→ **WHAT THE TASK REQUIRES**: Without the pictures, give the entries below again exactly as written.

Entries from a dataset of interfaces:
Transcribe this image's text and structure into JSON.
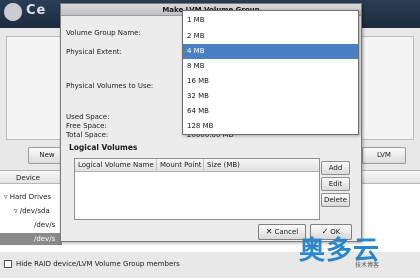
{
  "installer": {
    "logo_text": "Ce",
    "buttons": {
      "new_label": "New",
      "lvm_label": "LVM"
    },
    "tree": {
      "column_device": "Device",
      "items": [
        "Hard Drives",
        "/dev/sda",
        "/dev/s",
        "/dev/s"
      ]
    },
    "raid_checkbox_label": "Hide RAID device/LVM Volume Group members"
  },
  "dialog": {
    "title": "Make LVM Volume Group",
    "volume_group_name_label": "Volume Group Name:",
    "physical_extent_label": "Physical Extent:",
    "physical_volumes_label": "Physical Volumes to Use:",
    "used_space_label": "Used Space:",
    "free_space_label": "Free Space:",
    "total_space_label": "Total Space:",
    "total_space_value_partial": "20000.00 MB",
    "logical_volumes_title": "Logical Volumes",
    "table": {
      "columns": [
        "Logical Volume Name",
        "Mount Point",
        "Size (MB)"
      ]
    },
    "side_buttons": {
      "add": "Add",
      "edit": "Edit",
      "delete": "Delete"
    },
    "cancel_label": "Cancel",
    "ok_label": "OK"
  },
  "extent_dropdown": {
    "options": [
      "1 MB",
      "2 MB",
      "4 MB",
      "8 MB",
      "16 MB",
      "32 MB",
      "64 MB",
      "128 MB"
    ],
    "selected": "4 MB",
    "selected_color": "#4a7fc1"
  },
  "watermark": {
    "brand_cn": "奥多云",
    "sub": "技术博客"
  }
}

→ **ANSWER SPACE**:
Transcribe this image's text and structure into JSON.
{
  "installer": {
    "logo_text": "Ce",
    "buttons": {
      "new_label": "New",
      "lvm_label": "LVM"
    },
    "tree": {
      "column_device": "Device",
      "items": [
        "Hard Drives",
        "/dev/sda",
        "/dev/s",
        "/dev/s"
      ]
    },
    "raid_checkbox_label": "Hide RAID device/LVM Volume Group members"
  },
  "dialog": {
    "title": "Make LVM Volume Group",
    "volume_group_name_label": "Volume Group Name:",
    "physical_extent_label": "Physical Extent:",
    "physical_volumes_label": "Physical Volumes to Use:",
    "used_space_label": "Used Space:",
    "free_space_label": "Free Space:",
    "total_space_label": "Total Space:",
    "total_space_value_partial": "20000.00 MB",
    "logical_volumes_title": "Logical Volumes",
    "table": {
      "columns": [
        "Logical Volume Name",
        "Mount Point",
        "Size (MB)"
      ]
    },
    "side_buttons": {
      "add": "Add",
      "edit": "Edit",
      "delete": "Delete"
    },
    "cancel_label": "Cancel",
    "ok_label": "OK"
  },
  "extent_dropdown": {
    "options": [
      "1 MB",
      "2 MB",
      "4 MB",
      "8 MB",
      "16 MB",
      "32 MB",
      "64 MB",
      "128 MB"
    ],
    "selected": "4 MB",
    "selected_color": "#4a7fc1"
  },
  "watermark": {
    "brand_cn": "奥多云",
    "sub": "技术博客"
  }
}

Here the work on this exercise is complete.